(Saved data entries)

- Opening Delimiter -

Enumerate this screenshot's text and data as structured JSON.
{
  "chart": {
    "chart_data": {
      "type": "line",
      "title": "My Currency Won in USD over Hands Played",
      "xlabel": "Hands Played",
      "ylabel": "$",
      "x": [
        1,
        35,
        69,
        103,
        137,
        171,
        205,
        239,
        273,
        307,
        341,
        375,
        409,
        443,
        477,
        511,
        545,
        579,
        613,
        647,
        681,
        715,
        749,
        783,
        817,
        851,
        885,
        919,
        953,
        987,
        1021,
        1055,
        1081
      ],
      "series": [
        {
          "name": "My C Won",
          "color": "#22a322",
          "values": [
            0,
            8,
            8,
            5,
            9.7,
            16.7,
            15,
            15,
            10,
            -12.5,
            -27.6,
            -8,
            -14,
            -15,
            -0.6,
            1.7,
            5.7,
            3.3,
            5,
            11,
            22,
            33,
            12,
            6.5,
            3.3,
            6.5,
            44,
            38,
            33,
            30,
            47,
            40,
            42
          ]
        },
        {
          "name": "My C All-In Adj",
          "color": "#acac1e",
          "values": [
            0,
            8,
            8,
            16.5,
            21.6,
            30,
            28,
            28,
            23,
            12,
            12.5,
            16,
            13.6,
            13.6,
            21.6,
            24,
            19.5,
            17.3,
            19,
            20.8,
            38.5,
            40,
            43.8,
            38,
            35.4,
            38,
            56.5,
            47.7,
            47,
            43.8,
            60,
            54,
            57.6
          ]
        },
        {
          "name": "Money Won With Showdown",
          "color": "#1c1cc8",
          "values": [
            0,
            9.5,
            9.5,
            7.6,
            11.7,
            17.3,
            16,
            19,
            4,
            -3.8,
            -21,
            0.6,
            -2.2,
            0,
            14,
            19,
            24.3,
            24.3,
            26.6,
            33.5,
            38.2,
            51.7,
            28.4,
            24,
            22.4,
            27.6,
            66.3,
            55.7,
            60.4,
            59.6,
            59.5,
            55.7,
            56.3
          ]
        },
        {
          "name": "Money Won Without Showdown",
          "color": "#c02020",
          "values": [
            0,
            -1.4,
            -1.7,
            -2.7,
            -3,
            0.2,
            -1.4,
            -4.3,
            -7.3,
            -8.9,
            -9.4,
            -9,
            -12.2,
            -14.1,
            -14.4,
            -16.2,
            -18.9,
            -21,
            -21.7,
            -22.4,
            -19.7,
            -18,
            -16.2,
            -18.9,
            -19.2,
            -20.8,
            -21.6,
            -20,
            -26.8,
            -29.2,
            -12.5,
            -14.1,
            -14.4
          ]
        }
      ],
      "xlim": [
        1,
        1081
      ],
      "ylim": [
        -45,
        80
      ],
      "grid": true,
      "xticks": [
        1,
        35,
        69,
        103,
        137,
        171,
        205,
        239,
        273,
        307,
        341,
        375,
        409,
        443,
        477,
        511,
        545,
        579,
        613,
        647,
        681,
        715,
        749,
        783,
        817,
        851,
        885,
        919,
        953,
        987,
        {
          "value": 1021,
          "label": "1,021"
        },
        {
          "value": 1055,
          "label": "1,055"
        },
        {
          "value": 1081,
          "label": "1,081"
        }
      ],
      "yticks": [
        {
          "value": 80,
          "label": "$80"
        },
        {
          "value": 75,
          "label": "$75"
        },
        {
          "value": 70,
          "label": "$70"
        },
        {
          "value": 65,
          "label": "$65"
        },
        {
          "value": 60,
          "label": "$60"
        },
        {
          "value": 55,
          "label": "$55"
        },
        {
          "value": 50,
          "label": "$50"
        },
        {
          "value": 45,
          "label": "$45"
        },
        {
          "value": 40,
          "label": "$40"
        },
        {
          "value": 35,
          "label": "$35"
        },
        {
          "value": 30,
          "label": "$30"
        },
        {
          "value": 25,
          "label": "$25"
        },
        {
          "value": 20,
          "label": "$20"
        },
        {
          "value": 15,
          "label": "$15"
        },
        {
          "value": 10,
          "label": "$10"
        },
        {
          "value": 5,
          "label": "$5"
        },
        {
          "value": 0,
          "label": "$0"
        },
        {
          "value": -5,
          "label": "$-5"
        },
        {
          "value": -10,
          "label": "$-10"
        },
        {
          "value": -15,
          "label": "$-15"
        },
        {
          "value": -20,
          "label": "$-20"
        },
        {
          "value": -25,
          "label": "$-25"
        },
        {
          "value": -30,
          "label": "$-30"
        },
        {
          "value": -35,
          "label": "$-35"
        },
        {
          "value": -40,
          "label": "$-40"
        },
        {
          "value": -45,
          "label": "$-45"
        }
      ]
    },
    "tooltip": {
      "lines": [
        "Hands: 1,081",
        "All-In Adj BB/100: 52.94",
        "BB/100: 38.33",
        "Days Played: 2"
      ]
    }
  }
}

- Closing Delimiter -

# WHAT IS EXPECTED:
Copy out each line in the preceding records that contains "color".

# YOUR RESPONSE:
          "color": "#22a322",
          "color": "#acac1e",
          "color": "#1c1cc8",
          "color": "#c02020",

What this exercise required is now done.